The data revealed that higher triglyceride levels were consistently associated with a greater risk of increased creatinine levels, and thus a decrease in kidney function. Similarly, lower levels of high density lipoprotein (HDL or good) cholesterol and apolipoprotein-A (the major protein in HDL cholesterol) were associated with greater risk. In contrast, total cholesterol and low-density lipoprotein cholesterol showed no association with the risk of chronic kidney disease.
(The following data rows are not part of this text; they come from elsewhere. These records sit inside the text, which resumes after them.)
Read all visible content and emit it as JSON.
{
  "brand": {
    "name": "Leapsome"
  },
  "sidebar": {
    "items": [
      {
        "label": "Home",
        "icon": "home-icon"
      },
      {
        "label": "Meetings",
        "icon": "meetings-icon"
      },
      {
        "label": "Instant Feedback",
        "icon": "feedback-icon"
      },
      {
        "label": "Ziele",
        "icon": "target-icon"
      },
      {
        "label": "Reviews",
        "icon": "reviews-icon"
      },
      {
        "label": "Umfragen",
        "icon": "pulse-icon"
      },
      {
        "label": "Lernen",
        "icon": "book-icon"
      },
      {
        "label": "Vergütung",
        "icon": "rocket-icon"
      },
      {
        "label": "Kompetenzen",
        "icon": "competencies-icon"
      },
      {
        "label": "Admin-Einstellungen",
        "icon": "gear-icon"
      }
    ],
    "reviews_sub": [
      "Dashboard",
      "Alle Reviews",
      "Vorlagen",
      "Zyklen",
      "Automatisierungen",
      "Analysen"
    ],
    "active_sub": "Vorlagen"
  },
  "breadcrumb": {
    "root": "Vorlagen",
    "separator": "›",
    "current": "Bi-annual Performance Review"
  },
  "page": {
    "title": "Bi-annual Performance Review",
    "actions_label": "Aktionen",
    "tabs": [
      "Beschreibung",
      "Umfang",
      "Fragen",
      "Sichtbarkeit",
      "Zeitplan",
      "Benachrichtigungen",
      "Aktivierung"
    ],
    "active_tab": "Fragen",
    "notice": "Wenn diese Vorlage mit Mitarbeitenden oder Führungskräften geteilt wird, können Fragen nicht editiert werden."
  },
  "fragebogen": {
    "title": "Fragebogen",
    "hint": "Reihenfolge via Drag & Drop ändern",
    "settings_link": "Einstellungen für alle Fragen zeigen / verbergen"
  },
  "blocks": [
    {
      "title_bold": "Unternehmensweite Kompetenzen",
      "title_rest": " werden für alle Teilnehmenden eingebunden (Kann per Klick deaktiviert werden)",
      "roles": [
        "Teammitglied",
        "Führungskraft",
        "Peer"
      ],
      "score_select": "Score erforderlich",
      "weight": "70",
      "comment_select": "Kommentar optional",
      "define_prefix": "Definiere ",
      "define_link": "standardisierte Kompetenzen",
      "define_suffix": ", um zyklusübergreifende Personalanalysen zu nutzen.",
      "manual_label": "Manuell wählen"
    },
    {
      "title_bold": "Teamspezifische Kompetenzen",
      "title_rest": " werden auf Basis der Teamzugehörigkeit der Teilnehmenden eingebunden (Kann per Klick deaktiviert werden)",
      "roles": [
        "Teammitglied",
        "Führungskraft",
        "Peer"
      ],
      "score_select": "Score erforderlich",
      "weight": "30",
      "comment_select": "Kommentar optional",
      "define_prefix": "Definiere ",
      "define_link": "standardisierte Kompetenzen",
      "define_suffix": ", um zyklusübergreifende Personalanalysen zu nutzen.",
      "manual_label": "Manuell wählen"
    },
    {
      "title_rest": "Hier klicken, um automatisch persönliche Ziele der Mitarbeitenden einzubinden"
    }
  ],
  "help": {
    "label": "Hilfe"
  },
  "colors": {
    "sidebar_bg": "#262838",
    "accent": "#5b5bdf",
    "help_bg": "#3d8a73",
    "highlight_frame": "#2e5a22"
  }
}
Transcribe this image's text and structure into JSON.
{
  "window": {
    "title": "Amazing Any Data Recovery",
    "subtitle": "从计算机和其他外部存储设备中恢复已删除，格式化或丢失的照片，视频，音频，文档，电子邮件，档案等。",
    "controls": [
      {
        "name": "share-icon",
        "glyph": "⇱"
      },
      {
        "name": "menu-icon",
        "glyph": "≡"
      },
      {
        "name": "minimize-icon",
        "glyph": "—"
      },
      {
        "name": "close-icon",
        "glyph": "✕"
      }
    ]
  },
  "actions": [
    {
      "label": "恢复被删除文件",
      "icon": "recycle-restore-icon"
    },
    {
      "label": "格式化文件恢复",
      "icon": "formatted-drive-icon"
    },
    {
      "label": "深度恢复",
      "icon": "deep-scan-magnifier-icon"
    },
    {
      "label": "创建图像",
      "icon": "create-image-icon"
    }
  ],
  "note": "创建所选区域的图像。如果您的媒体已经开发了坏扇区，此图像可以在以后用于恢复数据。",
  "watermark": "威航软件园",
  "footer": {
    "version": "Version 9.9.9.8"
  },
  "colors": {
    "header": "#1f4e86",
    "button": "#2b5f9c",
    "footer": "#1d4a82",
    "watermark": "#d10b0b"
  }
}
Individuals who went on to develop a rise in creatinine had a higher mean age and were substantially more likely to be black, have diabetes, and use anti-hypertensive medications at baseline. For each three-fold increase in triglyceride levels, the risk of a rise in creatinine was 2.39 times greater among African Americans and 1.31 times greater among whites. The associations remained when the study was limited to individuals with normal kidney function at baseline.

Lead author Paul Muntner, research assistant, Epidemiology, Johns Hopkins School of Public Health, said, "Among the lipids we investigated, triglycerides had the strongest and most statistically significant association with a future decline in renal function. Individuals with high triglycerides were 1.5 times more likely to experience a decline in kidney function compared to individuals with low triglycerides." These associations persisted even after taking into consideration such variables as sex, race, age, systolic blood pressure, diabetes status, and type of blood pressure medication used.

Support for this study was provided by the National Heart, Lung, and Blood Institute; by a training grant from the National Institutes of Health; and by grants from the National Institute of Diabetes, Digestive, and Kidney Disease and the National Center for Research Resources.

Public Affairs Media Contacts for the Johns Hopkins Bloomberg School of Public Health: Tim Parsons or Kenna Brigham @ 410-955-6878 or